Generally, one bead will be extra in a mala and that will be strung separately so as to stand like a crown. This is called ‘meru’. While counting, this meru should not be crossed. And, for counting on the mala, the thumb should be used, supporting the mala on the middle finger. During the process of counting, the mala should not touch any parts of the body below the navel.

 

The Rudraksha Jabala Upanishad makes a special mention that one who wears the rudrakshas must avoid eating meat, onion, garlic and avoid drinking liquor.

 

Mantra is not a simple prayer but actually the form of the God. In the Yogic tradition the mantras are regarded as the special self-manifestations of the Supreme Power and every letter of every mantra is presided over by a Sakti. The repetition of the Divine Name with every breath is the essence of Yogic mantra-yoga.

 

Of all kinds of prayers in the Hindu scriptures, none are so attractive and impressive as the mantras or prayers in the Vedas. They have a direct appeal to the heart. What is the reason for it? These prayers are not mere compositions or writings of any sages. When the sages were meditating, these prayers appeared before their mind’s eyes in glowing golden letters. So these prayers are God-given. Proper utterance of these mantras brings whatever result one asks for.

 

Om Tat Savitur verenyam
Bhargo devasya dheemahi
Dhiyo yo nah prachodayaat. Om
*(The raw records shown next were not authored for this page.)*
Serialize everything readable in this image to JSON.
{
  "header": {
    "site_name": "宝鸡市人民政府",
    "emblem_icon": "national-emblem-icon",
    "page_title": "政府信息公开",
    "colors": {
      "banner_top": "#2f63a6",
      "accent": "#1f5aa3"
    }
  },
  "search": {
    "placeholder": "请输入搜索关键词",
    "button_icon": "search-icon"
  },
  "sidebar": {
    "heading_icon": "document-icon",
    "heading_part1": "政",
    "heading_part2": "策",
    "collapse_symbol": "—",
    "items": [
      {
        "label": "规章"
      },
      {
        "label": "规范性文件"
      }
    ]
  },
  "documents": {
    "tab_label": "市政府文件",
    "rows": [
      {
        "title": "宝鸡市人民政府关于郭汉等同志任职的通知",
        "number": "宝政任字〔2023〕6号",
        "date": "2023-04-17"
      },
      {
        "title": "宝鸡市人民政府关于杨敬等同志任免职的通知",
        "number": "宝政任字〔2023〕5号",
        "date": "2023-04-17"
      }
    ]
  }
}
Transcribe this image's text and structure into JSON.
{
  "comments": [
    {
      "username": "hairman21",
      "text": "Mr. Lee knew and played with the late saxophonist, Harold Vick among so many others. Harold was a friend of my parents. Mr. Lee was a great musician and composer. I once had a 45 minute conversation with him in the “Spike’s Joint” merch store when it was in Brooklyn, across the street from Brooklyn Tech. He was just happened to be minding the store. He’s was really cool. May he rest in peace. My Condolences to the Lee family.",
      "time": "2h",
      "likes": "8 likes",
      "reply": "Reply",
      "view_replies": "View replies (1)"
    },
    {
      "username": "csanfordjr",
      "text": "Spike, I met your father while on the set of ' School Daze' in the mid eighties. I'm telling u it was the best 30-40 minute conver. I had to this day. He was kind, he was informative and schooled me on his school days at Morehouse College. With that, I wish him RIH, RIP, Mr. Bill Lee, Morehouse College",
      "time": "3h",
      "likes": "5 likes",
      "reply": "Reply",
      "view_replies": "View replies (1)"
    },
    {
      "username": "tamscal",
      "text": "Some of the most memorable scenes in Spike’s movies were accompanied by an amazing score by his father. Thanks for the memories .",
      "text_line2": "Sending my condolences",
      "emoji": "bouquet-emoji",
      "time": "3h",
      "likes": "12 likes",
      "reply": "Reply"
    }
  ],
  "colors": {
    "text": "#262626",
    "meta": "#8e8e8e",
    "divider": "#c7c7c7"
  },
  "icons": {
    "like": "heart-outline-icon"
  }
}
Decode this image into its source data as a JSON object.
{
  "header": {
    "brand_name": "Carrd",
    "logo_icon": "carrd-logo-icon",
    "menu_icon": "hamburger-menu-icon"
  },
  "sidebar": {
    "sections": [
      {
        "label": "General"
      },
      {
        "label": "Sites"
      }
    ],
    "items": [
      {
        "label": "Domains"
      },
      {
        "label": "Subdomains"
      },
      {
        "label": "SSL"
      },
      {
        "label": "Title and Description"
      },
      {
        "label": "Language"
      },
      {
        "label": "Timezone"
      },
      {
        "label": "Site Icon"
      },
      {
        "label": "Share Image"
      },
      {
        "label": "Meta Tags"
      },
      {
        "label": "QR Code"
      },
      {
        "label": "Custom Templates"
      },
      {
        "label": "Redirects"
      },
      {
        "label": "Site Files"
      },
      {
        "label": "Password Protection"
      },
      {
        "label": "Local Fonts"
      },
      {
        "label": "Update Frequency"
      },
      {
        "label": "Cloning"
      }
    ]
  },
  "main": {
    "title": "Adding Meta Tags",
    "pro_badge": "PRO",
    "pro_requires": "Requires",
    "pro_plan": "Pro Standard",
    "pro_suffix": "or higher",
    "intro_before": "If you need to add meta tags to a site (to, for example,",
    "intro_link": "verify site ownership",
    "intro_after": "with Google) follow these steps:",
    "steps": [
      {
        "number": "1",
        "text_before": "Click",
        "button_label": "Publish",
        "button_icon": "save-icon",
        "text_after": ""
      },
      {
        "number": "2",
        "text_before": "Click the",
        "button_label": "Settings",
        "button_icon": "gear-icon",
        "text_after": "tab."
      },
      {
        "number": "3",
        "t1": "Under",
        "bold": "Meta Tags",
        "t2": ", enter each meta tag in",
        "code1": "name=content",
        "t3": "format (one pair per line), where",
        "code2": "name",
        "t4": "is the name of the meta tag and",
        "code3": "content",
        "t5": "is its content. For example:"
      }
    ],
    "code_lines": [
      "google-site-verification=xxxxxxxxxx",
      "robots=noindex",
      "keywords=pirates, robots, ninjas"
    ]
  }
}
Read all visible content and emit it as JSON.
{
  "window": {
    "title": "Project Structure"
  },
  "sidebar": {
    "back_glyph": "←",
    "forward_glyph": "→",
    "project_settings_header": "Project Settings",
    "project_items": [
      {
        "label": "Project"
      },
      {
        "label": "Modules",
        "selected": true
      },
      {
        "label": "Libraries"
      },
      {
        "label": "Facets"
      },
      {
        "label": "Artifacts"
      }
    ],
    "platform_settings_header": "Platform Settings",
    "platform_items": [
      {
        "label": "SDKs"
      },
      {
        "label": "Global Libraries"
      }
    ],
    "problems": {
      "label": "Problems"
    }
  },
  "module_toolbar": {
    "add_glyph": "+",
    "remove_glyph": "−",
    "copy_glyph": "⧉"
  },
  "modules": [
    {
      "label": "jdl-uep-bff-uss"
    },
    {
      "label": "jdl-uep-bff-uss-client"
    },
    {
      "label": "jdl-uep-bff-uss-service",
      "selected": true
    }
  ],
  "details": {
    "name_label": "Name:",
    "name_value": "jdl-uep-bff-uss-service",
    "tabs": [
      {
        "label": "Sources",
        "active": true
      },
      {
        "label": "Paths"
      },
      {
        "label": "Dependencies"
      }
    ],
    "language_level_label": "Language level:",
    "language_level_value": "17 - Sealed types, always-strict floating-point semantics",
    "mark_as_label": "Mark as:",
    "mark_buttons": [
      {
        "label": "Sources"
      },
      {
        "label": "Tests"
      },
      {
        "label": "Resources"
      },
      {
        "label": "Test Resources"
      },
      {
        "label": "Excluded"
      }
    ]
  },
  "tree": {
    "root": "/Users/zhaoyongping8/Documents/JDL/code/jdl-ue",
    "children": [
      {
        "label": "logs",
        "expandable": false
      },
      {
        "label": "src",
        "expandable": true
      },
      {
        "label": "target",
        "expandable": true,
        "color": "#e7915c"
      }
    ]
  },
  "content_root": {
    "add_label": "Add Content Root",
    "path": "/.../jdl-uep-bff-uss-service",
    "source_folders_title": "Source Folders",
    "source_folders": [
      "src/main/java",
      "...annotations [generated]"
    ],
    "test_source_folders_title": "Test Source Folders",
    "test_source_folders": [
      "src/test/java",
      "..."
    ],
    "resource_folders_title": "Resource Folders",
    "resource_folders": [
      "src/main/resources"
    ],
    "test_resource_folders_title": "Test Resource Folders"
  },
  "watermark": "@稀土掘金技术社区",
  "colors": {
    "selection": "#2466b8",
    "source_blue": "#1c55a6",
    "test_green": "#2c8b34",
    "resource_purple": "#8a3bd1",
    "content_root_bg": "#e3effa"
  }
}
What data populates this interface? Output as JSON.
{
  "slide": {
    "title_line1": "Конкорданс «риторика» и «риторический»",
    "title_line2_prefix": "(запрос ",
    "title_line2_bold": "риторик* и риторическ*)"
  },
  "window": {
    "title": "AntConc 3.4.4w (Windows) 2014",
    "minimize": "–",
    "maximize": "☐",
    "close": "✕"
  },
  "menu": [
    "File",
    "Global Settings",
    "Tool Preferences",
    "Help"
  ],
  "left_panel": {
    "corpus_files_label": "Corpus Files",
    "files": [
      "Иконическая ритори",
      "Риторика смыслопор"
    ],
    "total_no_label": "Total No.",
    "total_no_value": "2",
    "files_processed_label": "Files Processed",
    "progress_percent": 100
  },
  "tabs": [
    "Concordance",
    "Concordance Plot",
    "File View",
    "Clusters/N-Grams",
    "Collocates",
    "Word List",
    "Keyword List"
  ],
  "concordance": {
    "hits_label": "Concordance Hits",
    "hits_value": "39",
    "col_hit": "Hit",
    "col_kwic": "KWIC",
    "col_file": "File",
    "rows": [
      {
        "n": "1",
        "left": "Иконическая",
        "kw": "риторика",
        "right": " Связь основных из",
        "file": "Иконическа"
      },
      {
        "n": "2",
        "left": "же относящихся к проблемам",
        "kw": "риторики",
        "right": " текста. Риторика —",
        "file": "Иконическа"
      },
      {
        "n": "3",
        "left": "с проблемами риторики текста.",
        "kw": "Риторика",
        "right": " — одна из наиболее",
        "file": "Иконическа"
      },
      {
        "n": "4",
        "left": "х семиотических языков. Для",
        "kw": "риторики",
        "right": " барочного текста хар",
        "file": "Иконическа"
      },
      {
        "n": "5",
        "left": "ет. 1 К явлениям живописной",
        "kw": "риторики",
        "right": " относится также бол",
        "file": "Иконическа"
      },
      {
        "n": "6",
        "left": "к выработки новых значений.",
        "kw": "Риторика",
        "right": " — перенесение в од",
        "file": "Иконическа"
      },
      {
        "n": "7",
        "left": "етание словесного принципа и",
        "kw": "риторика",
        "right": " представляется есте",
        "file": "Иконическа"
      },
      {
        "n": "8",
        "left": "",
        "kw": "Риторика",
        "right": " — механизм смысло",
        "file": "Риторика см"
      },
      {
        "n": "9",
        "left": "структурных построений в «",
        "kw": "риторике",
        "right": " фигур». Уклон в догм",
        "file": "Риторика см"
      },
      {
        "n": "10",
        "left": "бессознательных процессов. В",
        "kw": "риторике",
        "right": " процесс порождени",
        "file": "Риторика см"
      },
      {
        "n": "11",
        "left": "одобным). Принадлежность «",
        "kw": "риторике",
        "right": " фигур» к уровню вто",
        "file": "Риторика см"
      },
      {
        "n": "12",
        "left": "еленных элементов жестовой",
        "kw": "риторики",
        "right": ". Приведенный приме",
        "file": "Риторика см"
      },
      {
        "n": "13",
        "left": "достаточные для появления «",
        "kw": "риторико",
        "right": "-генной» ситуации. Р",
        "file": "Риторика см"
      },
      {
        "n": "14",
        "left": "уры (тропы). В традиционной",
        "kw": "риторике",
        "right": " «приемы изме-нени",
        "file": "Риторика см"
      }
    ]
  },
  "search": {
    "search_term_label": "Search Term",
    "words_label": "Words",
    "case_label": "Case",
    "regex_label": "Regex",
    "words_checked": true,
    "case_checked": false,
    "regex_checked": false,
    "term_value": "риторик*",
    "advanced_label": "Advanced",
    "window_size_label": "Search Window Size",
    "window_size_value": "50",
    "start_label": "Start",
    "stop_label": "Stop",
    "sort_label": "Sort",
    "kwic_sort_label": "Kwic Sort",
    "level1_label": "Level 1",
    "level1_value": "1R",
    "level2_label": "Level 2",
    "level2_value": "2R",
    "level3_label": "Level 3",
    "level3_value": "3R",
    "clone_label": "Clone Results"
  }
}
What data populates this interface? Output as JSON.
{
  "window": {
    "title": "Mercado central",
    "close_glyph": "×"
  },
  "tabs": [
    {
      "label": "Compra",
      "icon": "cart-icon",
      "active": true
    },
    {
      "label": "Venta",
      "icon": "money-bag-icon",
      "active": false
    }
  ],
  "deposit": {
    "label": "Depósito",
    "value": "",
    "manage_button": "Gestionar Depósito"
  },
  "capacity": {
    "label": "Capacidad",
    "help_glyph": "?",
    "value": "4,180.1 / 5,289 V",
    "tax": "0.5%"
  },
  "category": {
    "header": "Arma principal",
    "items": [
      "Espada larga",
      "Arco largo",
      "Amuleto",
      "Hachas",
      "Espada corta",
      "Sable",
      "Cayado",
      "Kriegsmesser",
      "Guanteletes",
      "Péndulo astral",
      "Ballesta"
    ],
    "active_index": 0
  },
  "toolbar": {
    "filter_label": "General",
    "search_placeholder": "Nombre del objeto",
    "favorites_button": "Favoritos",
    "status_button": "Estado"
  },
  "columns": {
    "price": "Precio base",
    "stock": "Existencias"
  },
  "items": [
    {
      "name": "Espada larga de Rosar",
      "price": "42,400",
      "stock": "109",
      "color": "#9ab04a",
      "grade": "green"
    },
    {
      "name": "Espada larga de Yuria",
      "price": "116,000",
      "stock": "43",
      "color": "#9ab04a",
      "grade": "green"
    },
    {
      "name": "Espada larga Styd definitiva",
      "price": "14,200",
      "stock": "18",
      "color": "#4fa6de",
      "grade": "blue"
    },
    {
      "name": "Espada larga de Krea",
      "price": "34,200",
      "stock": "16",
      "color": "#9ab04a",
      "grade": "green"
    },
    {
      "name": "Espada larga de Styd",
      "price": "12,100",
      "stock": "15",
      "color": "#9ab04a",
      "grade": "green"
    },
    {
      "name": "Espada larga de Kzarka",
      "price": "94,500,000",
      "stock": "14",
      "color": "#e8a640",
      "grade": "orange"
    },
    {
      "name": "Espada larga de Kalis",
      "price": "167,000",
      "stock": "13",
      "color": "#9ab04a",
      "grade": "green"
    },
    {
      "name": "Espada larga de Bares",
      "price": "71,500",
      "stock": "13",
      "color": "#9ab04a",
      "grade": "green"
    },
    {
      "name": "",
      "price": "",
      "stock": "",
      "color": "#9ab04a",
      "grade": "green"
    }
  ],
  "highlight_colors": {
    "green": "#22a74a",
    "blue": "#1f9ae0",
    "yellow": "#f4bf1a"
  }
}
Om. We meditate upon the adorable effulgence of the glowing Sun. May He illumine our intellect.

 

The particular forms of the deities and their mantras (mystical formulae) to be used in meditation have been handed over to us by a galaxy of saints and seers. They have been well-tested over the centuries. They are very much in vogue even today.


For more reading: The Mantra: Om: Word And Wisdom